A transesophageal echocardiogram is just what it sounds like. Yesterday, I was sedated, and a device was placed down my esophagus to get a much closer echo of my heart. Rather than a technician, as with my first echo, this procedure was performed by a cardiologist. The results showed that, in addition to the ASA, I have an atrial septal defect, an opening in the septum separating the upper chambers of my heart. It’s a condition common to 30% of the population, often with no ill effect. There is no urgency to the situation, but I’ll receive more information from my primary in the next few days. I’ll be seeing a neurologist in September, so I suspect any decisions will be delayed until then. The cardiologist was less concerned by the results than my primary care physician was by the initial prospect. In fact, he didn’t see any issues with my level of activity. Time will tell.

Imagine how different life would be if our skin and tissue were translucent and medical diagnoses were as simple as peering into our bodies.

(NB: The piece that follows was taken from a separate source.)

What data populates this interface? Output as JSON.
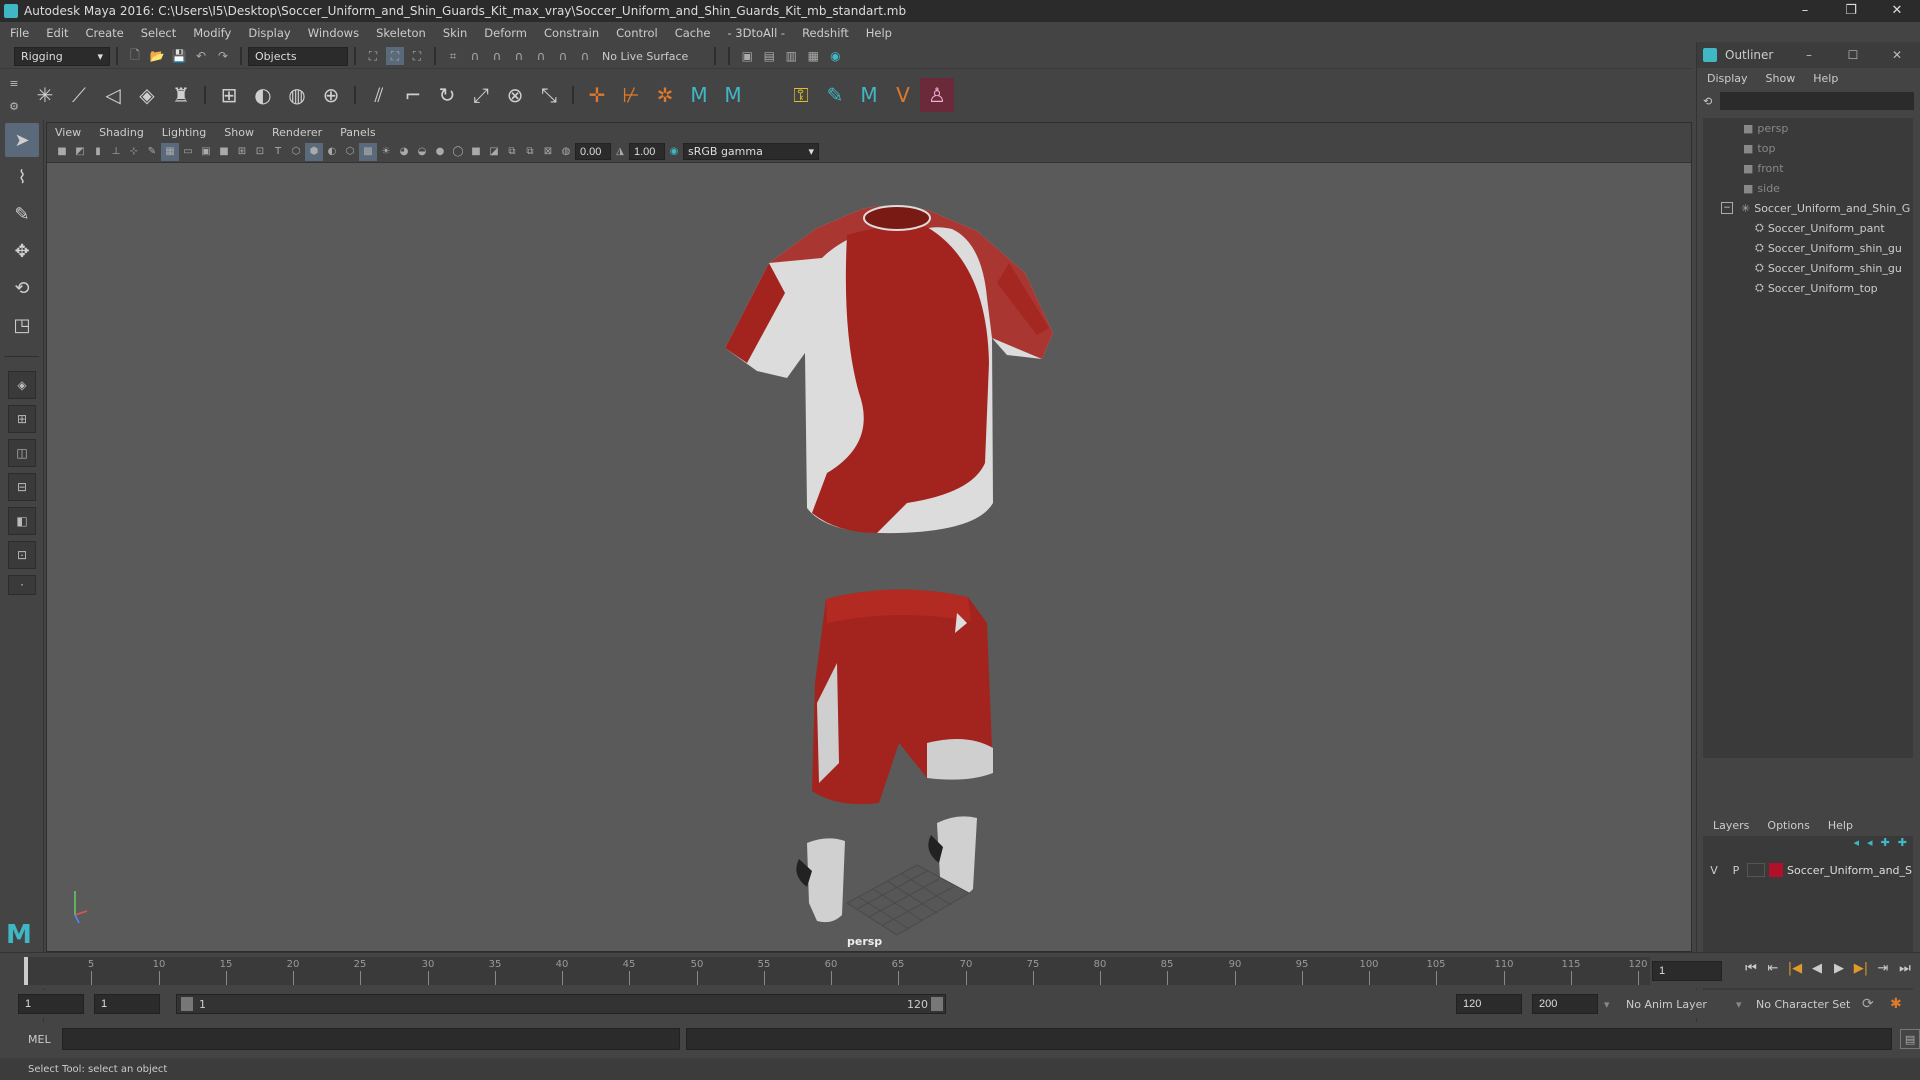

sparrow clings to perch
snow swirling around feeder
frosted window view

A Truly Cold Moon ~ haibun

A Truly Cold Moon

Having decided not to travel for the holidays, I am on the road in mid-December, nonetheless. Life does not always proceed according to plan, and the loss of a loved one takes precedence. The heart of my brother-in-law has been broken since the death of his wife, my sister, ten years ago, and it finally succumbed to the weight it has carried all these years. There is one less light in this world.

viewed in my travels
moon rises in a dark time
cold night in my heart

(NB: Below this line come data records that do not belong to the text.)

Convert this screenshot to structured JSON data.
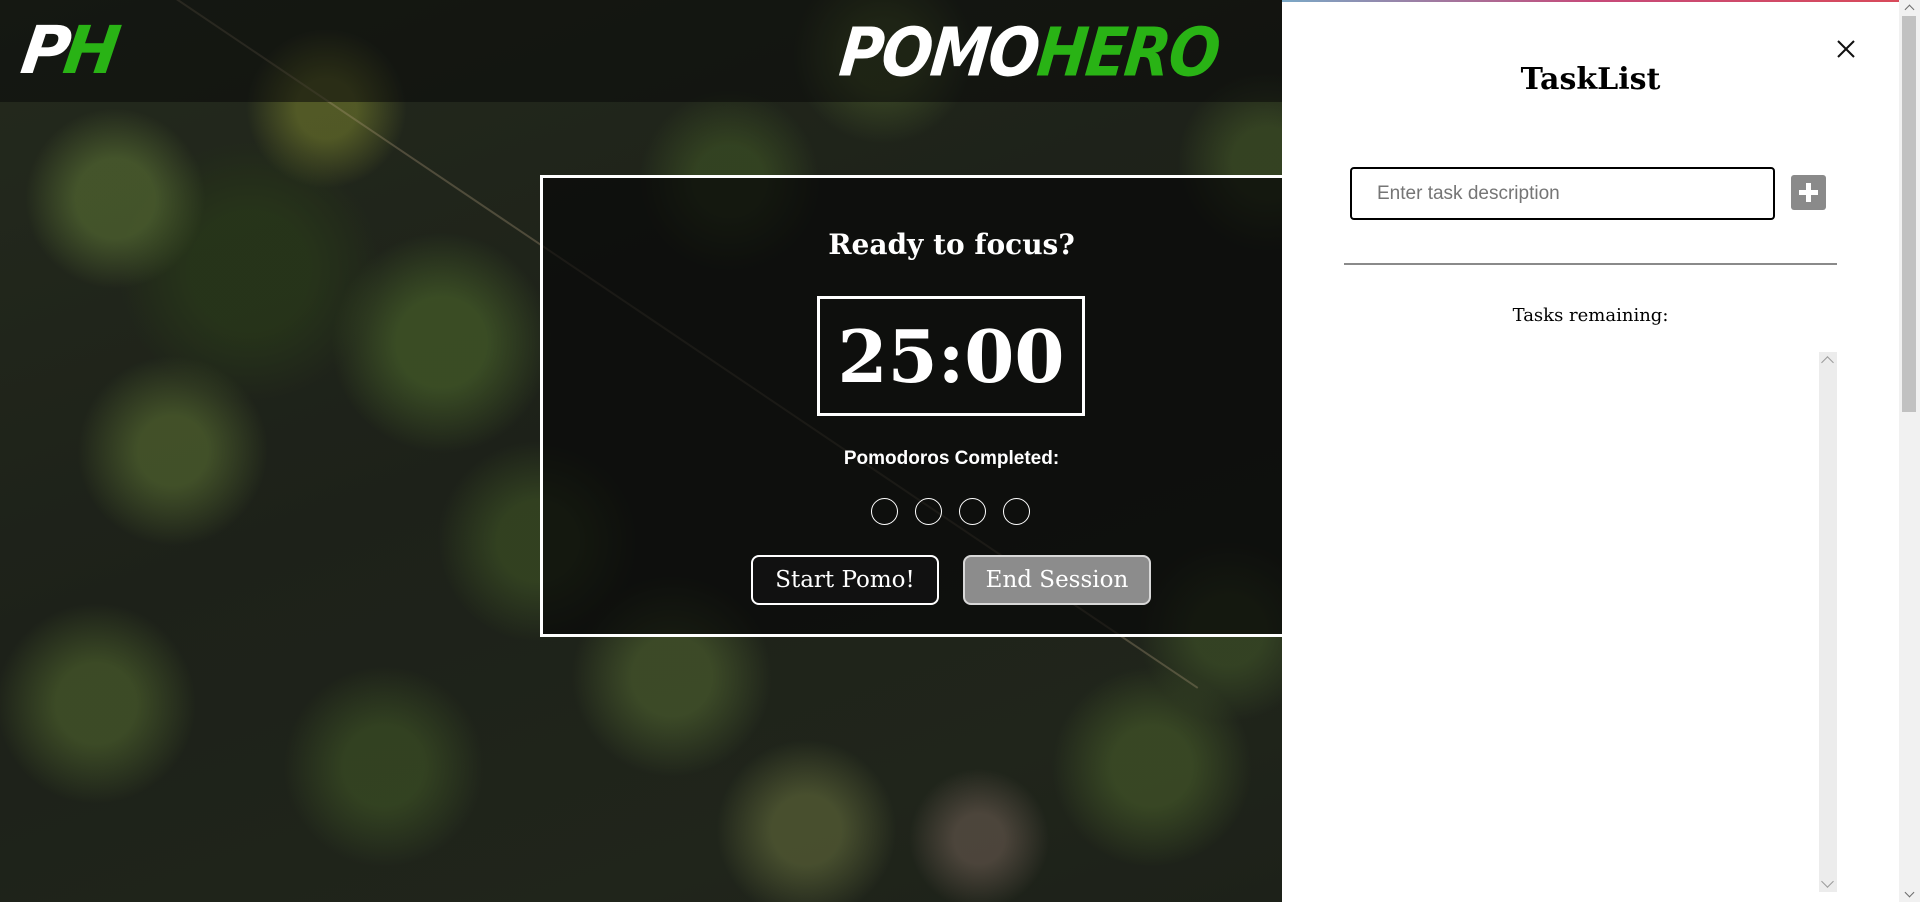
{
  "header": {
    "logo_p": "P",
    "logo_h": "H",
    "brand_first": "POMO",
    "brand_second": "HERO"
  },
  "timer": {
    "heading": "Ready to focus?",
    "time": "25:00",
    "completed_label": "Pomodoros Completed:",
    "pomodoro_slots": 4,
    "pomodoros_completed": 0,
    "start_label": "Start Pomo!",
    "end_label": "End Session"
  },
  "tasklist": {
    "title": "TaskList",
    "input_placeholder": "Enter task description",
    "input_value": "",
    "remaining_label": "Tasks remaining:",
    "tasks": []
  },
  "icons": {
    "close": "close-icon",
    "add": "plus-icon"
  },
  "colors": {
    "brand_green": "#29b315",
    "end_button_bg": "#8c8c8c",
    "add_button_bg": "#8a8a8a"
  }
}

This haibun is my response to Frank Tassone’s #Haikai Challenge # 129: Cold Moon.
The Cold Moon also is known as The Moon Before the Yule.

Linked to OpenLinkNight #256 at dVerse ~ Poets Pub

Moon photo: 11 December 2019

Ringing Distraction ~ haibun

Ringing Distraction

My tinnitus is so bad today that I-cannot-think-straight. Literally. It pulls my attention away from what I’m doing and to the thought of the ringing in my ears, instantly, like snapping a finger. I have to refocus my attention, which isn’t always easy. ADD already has a say in that, so that hyper-focusing means having to drag my attention away from the ringing and (hopefully) back to my “task at hand.” If it’s something like writing, as in this, getting back on track may be as simple as re-reading my last few lines, but that doesn’t do anything for the direction my thoughts were taking me before the distraction. (I’ve already had to walk away, then refocus, three times for this short paragraph.)

setting pen aside
no better luck with keyboard
ringing distraction
listening to Miles Davis
soothing balm for tinnitus